MIAMI BEACH—The point of stroke triage is to choose patients who might benefit from a coordinated, multisystem treatment effort, namely, patients with a defined acute onset of stroke and symptoms compatible with the accepted criteria for therapy, said Buddy Connors, MD, medical director of interventional neuroradiology, Baptist Cardiac and Vascular Institute, Miami, Fla, at the18th annual International Symposium on Endovascular Therapy.
FAST, which stands for Face, Arm, Speech, and Time, is the acronym used to help focus the immediate evaluation of a potential stroke patient, Dr Connors said. A lopsided face, weak arm, and garbled speech are the most common warning signs of stroke. The time needed to save the brain from damage during a stroke is the most crucial issue when considering therapy.
“You have to know when the stroke started. If it started 2 days ago it is probably too late to do anything acutely, but if it started 15 minutes ago it needs to be an emergency of the highest priority. The time window for treatment for stroke is much shorter than that for a heart attack. It is crucial that stroke patients go through the workup and evaluation process rapidly to give them the best chance of a good therapeutic outcome,” Dr Conners explained.

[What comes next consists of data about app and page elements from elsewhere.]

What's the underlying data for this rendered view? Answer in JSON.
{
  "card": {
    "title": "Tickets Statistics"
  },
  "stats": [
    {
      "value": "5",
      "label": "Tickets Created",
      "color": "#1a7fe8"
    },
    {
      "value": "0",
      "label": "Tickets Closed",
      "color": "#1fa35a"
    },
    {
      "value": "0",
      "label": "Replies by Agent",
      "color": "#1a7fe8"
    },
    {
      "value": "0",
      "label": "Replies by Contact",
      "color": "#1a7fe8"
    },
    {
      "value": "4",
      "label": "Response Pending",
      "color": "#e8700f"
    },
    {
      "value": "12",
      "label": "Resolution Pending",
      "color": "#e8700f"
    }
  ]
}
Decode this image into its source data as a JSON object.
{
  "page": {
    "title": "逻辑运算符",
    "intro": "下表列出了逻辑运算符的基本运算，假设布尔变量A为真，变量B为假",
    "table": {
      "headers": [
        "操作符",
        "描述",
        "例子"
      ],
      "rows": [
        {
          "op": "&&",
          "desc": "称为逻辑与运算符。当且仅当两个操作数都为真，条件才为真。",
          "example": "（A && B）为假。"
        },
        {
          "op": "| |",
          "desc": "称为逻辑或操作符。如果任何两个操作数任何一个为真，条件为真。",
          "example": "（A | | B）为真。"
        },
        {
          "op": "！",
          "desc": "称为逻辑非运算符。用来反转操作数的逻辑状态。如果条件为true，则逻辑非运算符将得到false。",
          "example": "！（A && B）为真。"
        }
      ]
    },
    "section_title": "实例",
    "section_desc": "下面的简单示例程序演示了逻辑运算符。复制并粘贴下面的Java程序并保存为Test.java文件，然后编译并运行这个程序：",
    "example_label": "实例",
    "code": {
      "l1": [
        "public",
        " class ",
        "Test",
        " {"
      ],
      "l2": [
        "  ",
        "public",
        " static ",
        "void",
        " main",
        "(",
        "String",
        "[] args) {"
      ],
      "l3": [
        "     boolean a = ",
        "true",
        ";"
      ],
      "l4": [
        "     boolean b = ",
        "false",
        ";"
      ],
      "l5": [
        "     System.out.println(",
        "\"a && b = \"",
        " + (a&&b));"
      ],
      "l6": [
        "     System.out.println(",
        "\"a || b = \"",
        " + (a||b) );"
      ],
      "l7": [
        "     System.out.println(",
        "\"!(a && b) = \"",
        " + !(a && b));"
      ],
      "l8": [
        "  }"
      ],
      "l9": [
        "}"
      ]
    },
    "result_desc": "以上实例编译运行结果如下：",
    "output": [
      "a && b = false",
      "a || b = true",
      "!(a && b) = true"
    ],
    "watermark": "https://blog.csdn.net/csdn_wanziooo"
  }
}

Treatment begins with triage in the field or the office, and an appropriate destination hospital. “When they get to the hospital, the emergency physician has to determine whether to order immediate computed tomography [CT] scans, to see if it is a bleed or an ischemic stroke. If it is an ischemic stroke, we can do further tests, such as a CT angiogram, to see if there is a visible clot that can potentially be treated with intraarterial-catheter delivered therapy. For larger clots identifiable on CT angiography, if you start with an intravenous lytic agent followed by a catheter-directed lytic agent, this combination therapy can give benefits that are better than just intravenous therapy alone,” Dr Connors told .
Certain clots may be treated with clot retrievers, which reach the brain after being inserted through a microcatheter into the groin. The retriever then tangles up with the clot, allowing it to be pulled out of the brain. However, the retriever sometimes misses a clot fragment. A combination of the retriever and a lytic agent has been shown to successfully clear away any remaining pieces of the clot.
If there is bleeding in the brain, medical therapy is generally used, possibly some of the newer drugs that can prevent the bleeding from spreading. If it is an aneurysm bleed, coil endovascular therapy is now accepted as the standard of care. There are, however, certain aneurysms that will always need to be clipped by a neurosurgeon.
Intravenous therapy for ischemic stroke has some fundamental limitations. Catheter-directed therapy gives physicians more tools, but “we need to improve our arsenal of weapons on all fronts,” Dr Connors says. “We need better drugs, better devices, and better stroke systems where we get to the patients sooner and target their therapy better. The most typical devastating ischemic strokes are in the middle cerebral artery, causing massive neurological deficit, and if we get to those patients soon enough we can have a good success rate in eliminating the clot, and the patients can have a good recovery.”
Describing the importance of emergent care for stroke patients, Dr Connors said, “Stroke is treatable, time is brain. The more time wasted, the more of the brain is lost. Florida is the first state to pass regulations to set up both primary and comprehensive stroke centers, to give patients the best treatment possible, and we are going to spread this now across the nation.”
Remember FAST for stroke triage: Face, Arm, Speech, Time.
Suspect stroke when a patient presents with a lopsided face, weak arm, and garbled speech.
A stroke is like a time bomb; the more time wasted before therapy is started, the more brain function is lost.
A CT scan is used to distinguish an ischemic stroke from a bleeding etiology.